"""
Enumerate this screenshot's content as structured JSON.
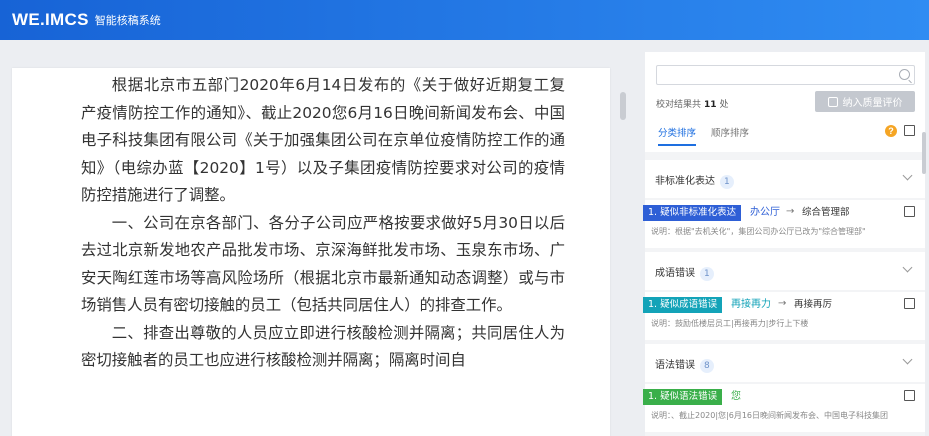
{
  "app": {
    "logo": "WE.IMCS",
    "subtitle": "智能核稿系统"
  },
  "document": {
    "paragraphs": [
      "根据北京市五部门2020年6月14日发布的《关于做好近期复工复产疫情防控工作的通知》、截止2020您6月16日晚间新闻发布会、中国电子科技集团有限公司《关于加强集团公司在京单位疫情防控工作的通知》（电综办蓝【2020】1号）以及子集团疫情防控要求对公司的疫情防控措施进行了调整。",
      "一、公司在京各部门、各分子公司应严格按要求做好5月30日以后去过北京新发地农产品批发市场、京深海鲜批发市场、玉泉东市场、广安天陶红莲市场等高风险场所（根据北京市最新通知动态调整）或与市场销售人员有密切接触的员工（包括共同居住人）的排查工作。",
      "二、排查出尊敬的人员应立即进行核酸检测并隔离；共同居住人为密切接触者的员工也应进行核酸检测并隔离；隔离时间自"
    ]
  },
  "panel": {
    "search": {
      "placeholder": ""
    },
    "result_label": "校对结果共",
    "result_count": "11",
    "result_unit": "处",
    "quality_button": "纳入质量评价",
    "tabs": [
      "分类排序",
      "顺序排序"
    ],
    "help": "?",
    "groups": [
      {
        "title": "非标准化表达",
        "count": "1",
        "item": {
          "tag": "1. 疑似非标准化表达",
          "tag_color": "#2e5fd6",
          "original": "办公厅",
          "original_color": "#2e5fd6",
          "arrow": "→",
          "suggestion": "综合管理部",
          "note": "说明：根据\"去机关化\"，集团公司办公厅已改为\"综合管理部\""
        }
      },
      {
        "title": "成语错误",
        "count": "1",
        "item": {
          "tag": "1. 疑似成语错误",
          "tag_color": "#13a3b8",
          "original": "再接再力",
          "original_color": "#13a3b8",
          "arrow": "→",
          "suggestion": "再接再厉",
          "note": "说明：鼓励低楼层员工|再接再力|步行上下楼"
        }
      },
      {
        "title": "语法错误",
        "count": "8",
        "item": {
          "tag": "1. 疑似语法错误",
          "tag_color": "#3aaf4a",
          "original": "您",
          "original_color": "#3aaf4a",
          "arrow": "",
          "suggestion": "",
          "note": "说明：、截止2020|您|6月16日晚间新闻发布会、中国电子科技集团"
        }
      }
    ]
  }
}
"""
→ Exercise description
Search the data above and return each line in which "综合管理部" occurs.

→ Solved exercise
          "suggestion": "综合管理部",
          "note": "说明：根据\"去机关化\"，集团公司办公厅已改为\"综合管理部\""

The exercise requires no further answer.